Should a line below contain the word "Scale", report it.
================
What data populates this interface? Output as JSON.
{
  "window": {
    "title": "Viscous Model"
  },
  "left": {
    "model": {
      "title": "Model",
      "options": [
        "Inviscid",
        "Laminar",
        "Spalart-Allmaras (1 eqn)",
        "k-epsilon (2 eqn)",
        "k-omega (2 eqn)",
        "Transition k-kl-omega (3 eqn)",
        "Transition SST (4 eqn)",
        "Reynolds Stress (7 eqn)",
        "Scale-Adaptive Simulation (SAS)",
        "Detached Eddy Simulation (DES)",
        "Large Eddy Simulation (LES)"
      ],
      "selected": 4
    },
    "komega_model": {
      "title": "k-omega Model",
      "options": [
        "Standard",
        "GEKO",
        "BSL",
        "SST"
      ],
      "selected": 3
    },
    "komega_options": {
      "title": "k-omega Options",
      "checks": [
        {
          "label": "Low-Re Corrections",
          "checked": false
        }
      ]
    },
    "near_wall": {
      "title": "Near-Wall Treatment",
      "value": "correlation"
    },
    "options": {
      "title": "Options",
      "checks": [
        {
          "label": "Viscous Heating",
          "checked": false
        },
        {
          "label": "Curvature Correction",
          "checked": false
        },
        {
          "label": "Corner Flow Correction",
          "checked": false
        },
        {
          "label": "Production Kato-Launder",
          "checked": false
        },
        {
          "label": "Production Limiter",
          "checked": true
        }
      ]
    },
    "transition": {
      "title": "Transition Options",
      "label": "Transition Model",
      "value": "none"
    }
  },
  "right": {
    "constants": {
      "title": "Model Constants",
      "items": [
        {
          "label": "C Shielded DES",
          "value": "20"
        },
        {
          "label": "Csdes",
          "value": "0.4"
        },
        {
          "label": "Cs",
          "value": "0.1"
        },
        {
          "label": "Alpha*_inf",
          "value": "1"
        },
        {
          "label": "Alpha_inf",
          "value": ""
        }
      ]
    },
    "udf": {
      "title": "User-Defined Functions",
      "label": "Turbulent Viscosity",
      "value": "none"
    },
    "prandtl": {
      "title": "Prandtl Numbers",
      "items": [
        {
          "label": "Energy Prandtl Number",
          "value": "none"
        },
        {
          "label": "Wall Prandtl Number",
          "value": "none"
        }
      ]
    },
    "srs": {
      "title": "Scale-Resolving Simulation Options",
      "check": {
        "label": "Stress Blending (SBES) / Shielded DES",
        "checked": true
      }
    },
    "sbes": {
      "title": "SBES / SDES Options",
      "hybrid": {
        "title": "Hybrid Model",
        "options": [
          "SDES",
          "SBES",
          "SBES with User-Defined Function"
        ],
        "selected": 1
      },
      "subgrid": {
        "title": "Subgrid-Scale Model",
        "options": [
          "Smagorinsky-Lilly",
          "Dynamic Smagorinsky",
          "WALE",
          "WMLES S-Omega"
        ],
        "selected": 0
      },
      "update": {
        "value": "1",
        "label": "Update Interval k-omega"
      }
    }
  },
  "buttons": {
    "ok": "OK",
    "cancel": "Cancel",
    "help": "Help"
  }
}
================
Finished exercise.
        "Scale-Adaptive Simulation (SAS)",
      "title": "Scale-Resolving Simulation Options",
        "title": "Subgrid-Scale Model",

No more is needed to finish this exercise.